There are women in this world who, when they hear the name "Kim France," literally gasp because they are so. Damn. Excited. And rightly so: As a writer, editor, and blogger, France has had a dreamworthy career in zeitgeisty print journalism.
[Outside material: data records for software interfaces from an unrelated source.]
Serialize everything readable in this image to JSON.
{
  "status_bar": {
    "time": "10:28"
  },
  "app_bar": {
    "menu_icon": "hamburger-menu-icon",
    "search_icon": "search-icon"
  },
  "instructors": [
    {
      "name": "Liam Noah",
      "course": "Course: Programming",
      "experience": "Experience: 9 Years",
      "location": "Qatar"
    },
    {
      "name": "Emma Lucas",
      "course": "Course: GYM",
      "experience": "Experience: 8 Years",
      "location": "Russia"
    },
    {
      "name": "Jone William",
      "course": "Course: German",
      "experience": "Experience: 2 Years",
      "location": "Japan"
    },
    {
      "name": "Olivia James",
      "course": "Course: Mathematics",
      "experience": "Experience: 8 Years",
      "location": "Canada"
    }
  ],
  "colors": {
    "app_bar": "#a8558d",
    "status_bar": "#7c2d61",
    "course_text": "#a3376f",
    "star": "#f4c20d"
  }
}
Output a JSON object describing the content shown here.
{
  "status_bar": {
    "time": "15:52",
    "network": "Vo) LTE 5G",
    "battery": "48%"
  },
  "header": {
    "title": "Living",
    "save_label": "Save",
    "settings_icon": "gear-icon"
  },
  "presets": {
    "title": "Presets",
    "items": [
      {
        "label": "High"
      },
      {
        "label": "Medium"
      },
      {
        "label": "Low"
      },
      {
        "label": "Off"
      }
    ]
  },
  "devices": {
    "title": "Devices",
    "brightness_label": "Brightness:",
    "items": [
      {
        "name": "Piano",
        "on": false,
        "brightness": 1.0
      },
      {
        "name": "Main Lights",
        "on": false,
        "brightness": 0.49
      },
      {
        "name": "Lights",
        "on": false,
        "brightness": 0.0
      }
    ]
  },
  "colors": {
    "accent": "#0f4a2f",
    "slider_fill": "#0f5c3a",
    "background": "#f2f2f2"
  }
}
Jim McKay's 1996 feature Girls Town came out at an interesting time. It was released a few years after riot grrrl was co-opted by the mainstream and Sassy folded, but a year before Spin Magazine attempted to capitalize on a cultural moment with their problematic Girl Issue and Alex Sichel's coming-of-age drama All Over Me received a limited theatrical release. It made its stateside cinematic debut two days before Annette Haywood-Carter's Foxfire, an adaptation of Joyce Carrol Oates' novel that also focused on a teenage girl gang, which helped launch Angelina Jolie's career, attempted to do the same for Calvin Klein model Jenny Shimizu, and represented a liminal period for former child actress and Rilo Kiley frontwoman Jenny Lewis. While Foxfire is better-known, I'd argue that Girls Town evinces more progressive gender and racial politics.